- Problem statement -
Please return the full listing word for word, leaving out any pictures.

- Exercise input -
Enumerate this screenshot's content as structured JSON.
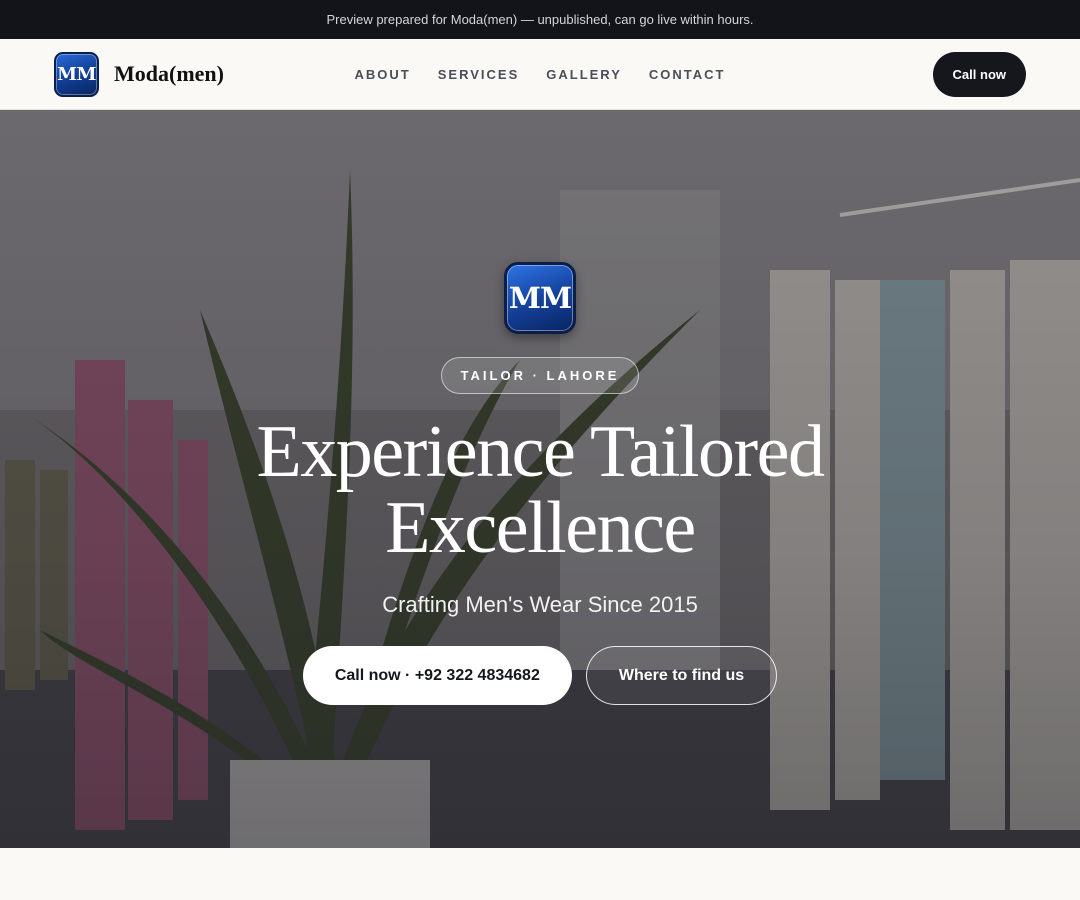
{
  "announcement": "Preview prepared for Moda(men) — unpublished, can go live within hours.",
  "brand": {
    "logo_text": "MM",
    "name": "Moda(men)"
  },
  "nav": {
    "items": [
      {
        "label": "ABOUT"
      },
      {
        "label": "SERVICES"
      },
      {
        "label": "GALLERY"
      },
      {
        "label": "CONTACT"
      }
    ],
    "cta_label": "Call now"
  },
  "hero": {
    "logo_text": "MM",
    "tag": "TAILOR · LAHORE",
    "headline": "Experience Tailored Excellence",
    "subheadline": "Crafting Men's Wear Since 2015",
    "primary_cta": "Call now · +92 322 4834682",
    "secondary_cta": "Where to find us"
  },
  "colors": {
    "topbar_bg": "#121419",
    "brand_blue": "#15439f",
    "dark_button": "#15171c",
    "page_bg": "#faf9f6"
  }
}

- Response to the task -
Enumerate this screenshot's content as structured JSON.
{
  "announcement": "Preview prepared for Moda(men) — unpublished, can go live within hours.",
  "brand": {
    "logo_text": "MM",
    "name": "Moda(men)"
  },
  "nav": {
    "items": [
      {
        "label": "ABOUT"
      },
      {
        "label": "SERVICES"
      },
      {
        "label": "GALLERY"
      },
      {
        "label": "CONTACT"
      }
    ],
    "cta_label": "Call now"
  },
  "hero": {
    "logo_text": "MM",
    "tag": "TAILOR · LAHORE",
    "headline": "Experience Tailored Excellence",
    "subheadline": "Crafting Men's Wear Since 2015",
    "primary_cta": "Call now · +92 322 4834682",
    "secondary_cta": "Where to find us"
  },
  "colors": {
    "topbar_bg": "#121419",
    "brand_blue": "#15439f",
    "dark_button": "#15171c",
    "page_bg": "#faf9f6"
  }
}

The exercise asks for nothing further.